• [Data records]
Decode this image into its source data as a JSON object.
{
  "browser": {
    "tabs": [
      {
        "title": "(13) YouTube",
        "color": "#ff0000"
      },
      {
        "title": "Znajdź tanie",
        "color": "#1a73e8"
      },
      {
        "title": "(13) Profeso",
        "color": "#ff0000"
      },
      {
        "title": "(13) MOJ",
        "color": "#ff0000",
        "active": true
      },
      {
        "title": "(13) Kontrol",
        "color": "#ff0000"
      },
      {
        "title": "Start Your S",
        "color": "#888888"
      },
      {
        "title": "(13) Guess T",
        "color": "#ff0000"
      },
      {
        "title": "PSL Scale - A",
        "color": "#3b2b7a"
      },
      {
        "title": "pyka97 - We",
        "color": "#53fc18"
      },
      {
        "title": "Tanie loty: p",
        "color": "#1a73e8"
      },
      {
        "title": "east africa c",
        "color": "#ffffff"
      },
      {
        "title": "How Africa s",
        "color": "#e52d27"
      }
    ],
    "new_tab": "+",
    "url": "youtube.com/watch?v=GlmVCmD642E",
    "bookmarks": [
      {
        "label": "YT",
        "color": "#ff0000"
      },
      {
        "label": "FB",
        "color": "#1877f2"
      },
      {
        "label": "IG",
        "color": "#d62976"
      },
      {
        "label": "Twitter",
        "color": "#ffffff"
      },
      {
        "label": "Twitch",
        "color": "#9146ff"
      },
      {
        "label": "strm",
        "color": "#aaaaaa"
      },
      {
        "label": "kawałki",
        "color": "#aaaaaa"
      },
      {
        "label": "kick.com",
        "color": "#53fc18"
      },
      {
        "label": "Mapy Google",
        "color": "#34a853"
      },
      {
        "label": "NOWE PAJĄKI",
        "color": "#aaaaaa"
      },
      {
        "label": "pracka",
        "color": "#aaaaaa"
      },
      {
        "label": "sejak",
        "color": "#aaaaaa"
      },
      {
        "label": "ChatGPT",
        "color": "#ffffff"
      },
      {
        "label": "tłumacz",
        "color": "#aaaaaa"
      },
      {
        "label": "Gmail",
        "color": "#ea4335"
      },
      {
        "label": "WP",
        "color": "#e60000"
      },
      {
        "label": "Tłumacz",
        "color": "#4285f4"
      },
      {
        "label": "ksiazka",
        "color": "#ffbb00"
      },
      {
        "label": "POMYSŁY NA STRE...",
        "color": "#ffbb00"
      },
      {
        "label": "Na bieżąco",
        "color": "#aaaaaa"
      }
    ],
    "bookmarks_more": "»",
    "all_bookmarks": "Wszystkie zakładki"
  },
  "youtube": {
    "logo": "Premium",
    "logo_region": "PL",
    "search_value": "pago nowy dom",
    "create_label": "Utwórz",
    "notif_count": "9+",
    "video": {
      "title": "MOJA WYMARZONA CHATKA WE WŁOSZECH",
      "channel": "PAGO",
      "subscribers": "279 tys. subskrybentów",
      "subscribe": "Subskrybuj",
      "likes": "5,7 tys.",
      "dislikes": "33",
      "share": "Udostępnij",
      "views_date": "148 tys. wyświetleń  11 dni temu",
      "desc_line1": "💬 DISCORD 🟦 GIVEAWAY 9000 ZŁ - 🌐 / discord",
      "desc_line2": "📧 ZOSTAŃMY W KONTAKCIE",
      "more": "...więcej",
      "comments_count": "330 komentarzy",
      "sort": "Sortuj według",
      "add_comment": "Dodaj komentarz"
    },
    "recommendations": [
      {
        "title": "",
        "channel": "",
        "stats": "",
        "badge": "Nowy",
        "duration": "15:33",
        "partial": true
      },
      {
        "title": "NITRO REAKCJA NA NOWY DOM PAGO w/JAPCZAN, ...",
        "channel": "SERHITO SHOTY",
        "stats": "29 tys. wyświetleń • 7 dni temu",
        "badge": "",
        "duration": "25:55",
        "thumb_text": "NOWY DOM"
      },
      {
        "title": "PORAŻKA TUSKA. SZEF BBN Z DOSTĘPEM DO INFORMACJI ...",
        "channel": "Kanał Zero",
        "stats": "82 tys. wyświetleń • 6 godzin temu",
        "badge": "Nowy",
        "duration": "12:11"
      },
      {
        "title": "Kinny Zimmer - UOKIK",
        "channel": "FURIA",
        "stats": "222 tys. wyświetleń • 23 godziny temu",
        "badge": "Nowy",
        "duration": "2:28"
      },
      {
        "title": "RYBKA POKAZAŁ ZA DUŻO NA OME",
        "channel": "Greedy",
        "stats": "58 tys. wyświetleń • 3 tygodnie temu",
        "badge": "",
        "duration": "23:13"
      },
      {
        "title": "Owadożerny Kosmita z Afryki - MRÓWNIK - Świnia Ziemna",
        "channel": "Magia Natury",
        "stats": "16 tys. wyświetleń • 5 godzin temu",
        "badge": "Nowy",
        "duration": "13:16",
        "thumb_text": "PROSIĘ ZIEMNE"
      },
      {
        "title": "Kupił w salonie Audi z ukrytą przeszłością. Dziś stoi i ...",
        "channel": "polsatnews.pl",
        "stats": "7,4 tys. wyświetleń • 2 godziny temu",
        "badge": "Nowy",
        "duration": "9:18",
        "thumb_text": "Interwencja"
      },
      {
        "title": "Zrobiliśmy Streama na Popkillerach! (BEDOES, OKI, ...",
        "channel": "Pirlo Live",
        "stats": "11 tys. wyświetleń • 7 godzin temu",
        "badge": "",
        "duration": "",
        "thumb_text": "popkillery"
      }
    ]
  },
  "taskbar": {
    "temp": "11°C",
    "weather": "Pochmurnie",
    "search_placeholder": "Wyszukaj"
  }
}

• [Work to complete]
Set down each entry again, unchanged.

• [Task result]
Decode this image into its source data as a JSON object.
{
  "browser": {
    "tabs": [
      {
        "title": "(13) YouTube",
        "color": "#ff0000"
      },
      {
        "title": "Znajdź tanie",
        "color": "#1a73e8"
      },
      {
        "title": "(13) Profeso",
        "color": "#ff0000"
      },
      {
        "title": "(13) MOJ",
        "color": "#ff0000",
        "active": true
      },
      {
        "title": "(13) Kontrol",
        "color": "#ff0000"
      },
      {
        "title": "Start Your S",
        "color": "#888888"
      },
      {
        "title": "(13) Guess T",
        "color": "#ff0000"
      },
      {
        "title": "PSL Scale - A",
        "color": "#3b2b7a"
      },
      {
        "title": "pyka97 - We",
        "color": "#53fc18"
      },
      {
        "title": "Tanie loty: p",
        "color": "#1a73e8"
      },
      {
        "title": "east africa c",
        "color": "#ffffff"
      },
      {
        "title": "How Africa s",
        "color": "#e52d27"
      }
    ],
    "new_tab": "+",
    "url": "youtube.com/watch?v=GlmVCmD642E",
    "bookmarks": [
      {
        "label": "YT",
        "color": "#ff0000"
      },
      {
        "label": "FB",
        "color": "#1877f2"
      },
      {
        "label": "IG",
        "color": "#d62976"
      },
      {
        "label": "Twitter",
        "color": "#ffffff"
      },
      {
        "label": "Twitch",
        "color": "#9146ff"
      },
      {
        "label": "strm",
        "color": "#aaaaaa"
      },
      {
        "label": "kawałki",
        "color": "#aaaaaa"
      },
      {
        "label": "kick.com",
        "color": "#53fc18"
      },
      {
        "label": "Mapy Google",
        "color": "#34a853"
      },
      {
        "label": "NOWE PAJĄKI",
        "color": "#aaaaaa"
      },
      {
        "label": "pracka",
        "color": "#aaaaaa"
      },
      {
        "label": "sejak",
        "color": "#aaaaaa"
      },
      {
        "label": "ChatGPT",
        "color": "#ffffff"
      },
      {
        "label": "tłumacz",
        "color": "#aaaaaa"
      },
      {
        "label": "Gmail",
        "color": "#ea4335"
      },
      {
        "label": "WP",
        "color": "#e60000"
      },
      {
        "label": "Tłumacz",
        "color": "#4285f4"
      },
      {
        "label": "ksiazka",
        "color": "#ffbb00"
      },
      {
        "label": "POMYSŁY NA STRE...",
        "color": "#ffbb00"
      },
      {
        "label": "Na bieżąco",
        "color": "#aaaaaa"
      }
    ],
    "bookmarks_more": "»",
    "all_bookmarks": "Wszystkie zakładki"
  },
  "youtube": {
    "logo": "Premium",
    "logo_region": "PL",
    "search_value": "pago nowy dom",
    "create_label": "Utwórz",
    "notif_count": "9+",
    "video": {
      "title": "MOJA WYMARZONA CHATKA WE WŁOSZECH",
      "channel": "PAGO",
      "subscribers": "279 tys. subskrybentów",
      "subscribe": "Subskrybuj",
      "likes": "5,7 tys.",
      "dislikes": "33",
      "share": "Udostępnij",
      "views_date": "148 tys. wyświetleń  11 dni temu",
      "desc_line1": "💬 DISCORD 🟦 GIVEAWAY 9000 ZŁ - 🌐 / discord",
      "desc_line2": "📧 ZOSTAŃMY W KONTAKCIE",
      "more": "...więcej",
      "comments_count": "330 komentarzy",
      "sort": "Sortuj według",
      "add_comment": "Dodaj komentarz"
    },
    "recommendations": [
      {
        "title": "",
        "channel": "",
        "stats": "",
        "badge": "Nowy",
        "duration": "15:33",
        "partial": true
      },
      {
        "title": "NITRO REAKCJA NA NOWY DOM PAGO w/JAPCZAN, ...",
        "channel": "SERHITO SHOTY",
        "stats": "29 tys. wyświetleń • 7 dni temu",
        "badge": "",
        "duration": "25:55",
        "thumb_text": "NOWY DOM"
      },
      {
        "title": "PORAŻKA TUSKA. SZEF BBN Z DOSTĘPEM DO INFORMACJI ...",
        "channel": "Kanał Zero",
        "stats": "82 tys. wyświetleń • 6 godzin temu",
        "badge": "Nowy",
        "duration": "12:11"
      },
      {
        "title": "Kinny Zimmer - UOKIK",
        "channel": "FURIA",
        "stats": "222 tys. wyświetleń • 23 godziny temu",
        "badge": "Nowy",
        "duration": "2:28"
      },
      {
        "title": "RYBKA POKAZAŁ ZA DUŻO NA OME",
        "channel": "Greedy",
        "stats": "58 tys. wyświetleń • 3 tygodnie temu",
        "badge": "",
        "duration": "23:13"
      },
      {
        "title": "Owadożerny Kosmita z Afryki - MRÓWNIK - Świnia Ziemna",
        "channel": "Magia Natury",
        "stats": "16 tys. wyświetleń • 5 godzin temu",
        "badge": "Nowy",
        "duration": "13:16",
        "thumb_text": "PROSIĘ ZIEMNE"
      },
      {
        "title": "Kupił w salonie Audi z ukrytą przeszłością. Dziś stoi i ...",
        "channel": "polsatnews.pl",
        "stats": "7,4 tys. wyświetleń • 2 godziny temu",
        "badge": "Nowy",
        "duration": "9:18",
        "thumb_text": "Interwencja"
      },
      {
        "title": "Zrobiliśmy Streama na Popkillerach! (BEDOES, OKI, ...",
        "channel": "Pirlo Live",
        "stats": "11 tys. wyświetleń • 7 godzin temu",
        "badge": "",
        "duration": "",
        "thumb_text": "popkillery"
      }
    ]
  },
  "taskbar": {
    "temp": "11°C",
    "weather": "Pochmurnie",
    "search_placeholder": "Wyszukaj"
  }
}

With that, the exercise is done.